[TASK BRIEF]: Read through the records below and copy each line that uses the word "this".

+++ PROVIDED ENTRIES

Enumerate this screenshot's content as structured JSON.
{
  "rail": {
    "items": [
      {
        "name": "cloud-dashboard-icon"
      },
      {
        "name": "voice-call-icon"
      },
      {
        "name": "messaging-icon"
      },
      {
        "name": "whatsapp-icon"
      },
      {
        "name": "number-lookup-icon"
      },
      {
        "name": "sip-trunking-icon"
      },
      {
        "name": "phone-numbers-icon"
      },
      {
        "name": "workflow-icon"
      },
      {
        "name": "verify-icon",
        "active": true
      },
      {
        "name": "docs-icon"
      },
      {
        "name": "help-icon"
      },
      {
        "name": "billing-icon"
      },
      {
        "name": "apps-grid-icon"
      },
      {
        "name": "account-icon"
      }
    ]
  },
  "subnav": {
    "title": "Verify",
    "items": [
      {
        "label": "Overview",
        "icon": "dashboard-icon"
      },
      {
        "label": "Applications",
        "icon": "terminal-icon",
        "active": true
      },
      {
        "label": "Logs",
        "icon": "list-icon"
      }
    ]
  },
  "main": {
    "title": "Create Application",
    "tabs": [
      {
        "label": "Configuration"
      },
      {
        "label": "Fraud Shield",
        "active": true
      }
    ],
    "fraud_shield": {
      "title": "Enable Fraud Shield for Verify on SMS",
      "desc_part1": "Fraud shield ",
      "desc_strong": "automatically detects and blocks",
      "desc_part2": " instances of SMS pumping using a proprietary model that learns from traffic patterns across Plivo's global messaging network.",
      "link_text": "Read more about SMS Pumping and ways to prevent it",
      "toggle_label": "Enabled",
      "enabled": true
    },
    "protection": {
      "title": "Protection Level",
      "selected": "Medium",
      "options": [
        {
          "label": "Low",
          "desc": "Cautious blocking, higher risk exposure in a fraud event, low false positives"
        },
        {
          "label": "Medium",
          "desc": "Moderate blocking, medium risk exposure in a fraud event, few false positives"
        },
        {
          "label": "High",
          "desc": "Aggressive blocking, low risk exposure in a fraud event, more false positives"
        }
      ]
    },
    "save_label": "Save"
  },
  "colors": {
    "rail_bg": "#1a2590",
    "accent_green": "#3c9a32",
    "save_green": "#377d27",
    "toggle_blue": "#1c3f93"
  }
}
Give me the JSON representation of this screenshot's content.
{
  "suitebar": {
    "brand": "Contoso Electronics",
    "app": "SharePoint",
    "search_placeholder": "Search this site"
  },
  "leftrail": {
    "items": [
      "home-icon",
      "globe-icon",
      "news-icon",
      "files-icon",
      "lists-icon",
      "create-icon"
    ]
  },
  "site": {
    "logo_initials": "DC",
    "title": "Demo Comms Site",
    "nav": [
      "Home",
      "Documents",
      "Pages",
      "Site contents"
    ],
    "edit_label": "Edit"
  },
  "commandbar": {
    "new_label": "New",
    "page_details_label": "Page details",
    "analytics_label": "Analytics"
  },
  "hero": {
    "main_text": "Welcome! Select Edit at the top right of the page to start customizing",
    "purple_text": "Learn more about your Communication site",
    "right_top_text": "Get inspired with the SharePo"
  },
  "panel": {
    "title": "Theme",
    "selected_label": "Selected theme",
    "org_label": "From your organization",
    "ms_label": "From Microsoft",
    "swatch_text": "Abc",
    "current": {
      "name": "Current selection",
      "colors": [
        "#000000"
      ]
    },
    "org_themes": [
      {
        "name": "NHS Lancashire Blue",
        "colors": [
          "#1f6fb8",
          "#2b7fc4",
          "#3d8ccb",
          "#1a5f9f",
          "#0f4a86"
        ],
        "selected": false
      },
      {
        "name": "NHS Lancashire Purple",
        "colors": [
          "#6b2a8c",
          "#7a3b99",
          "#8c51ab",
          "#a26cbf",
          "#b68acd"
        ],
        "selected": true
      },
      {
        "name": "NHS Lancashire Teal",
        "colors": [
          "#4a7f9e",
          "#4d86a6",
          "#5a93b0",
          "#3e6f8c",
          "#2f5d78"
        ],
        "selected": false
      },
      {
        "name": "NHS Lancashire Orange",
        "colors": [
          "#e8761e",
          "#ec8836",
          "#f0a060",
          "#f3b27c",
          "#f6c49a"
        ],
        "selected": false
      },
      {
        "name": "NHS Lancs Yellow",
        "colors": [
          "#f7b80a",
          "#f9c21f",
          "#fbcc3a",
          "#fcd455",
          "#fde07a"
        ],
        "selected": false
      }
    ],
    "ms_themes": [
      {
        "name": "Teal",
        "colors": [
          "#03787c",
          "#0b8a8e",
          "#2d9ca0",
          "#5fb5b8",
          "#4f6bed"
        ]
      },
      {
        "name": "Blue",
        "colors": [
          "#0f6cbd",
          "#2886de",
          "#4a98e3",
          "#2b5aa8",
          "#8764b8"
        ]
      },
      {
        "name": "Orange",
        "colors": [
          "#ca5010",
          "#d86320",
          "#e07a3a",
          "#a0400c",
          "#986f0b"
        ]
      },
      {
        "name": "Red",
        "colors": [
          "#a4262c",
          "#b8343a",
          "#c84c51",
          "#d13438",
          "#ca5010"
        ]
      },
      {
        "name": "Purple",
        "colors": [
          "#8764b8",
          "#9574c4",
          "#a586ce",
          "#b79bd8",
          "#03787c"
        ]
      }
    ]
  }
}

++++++

[SOLVED PROBLEM]:
Enumerate this screenshot's content as structured JSON.
Give me the JSON representation of this screenshot's content.
    "search_placeholder": "Search this site"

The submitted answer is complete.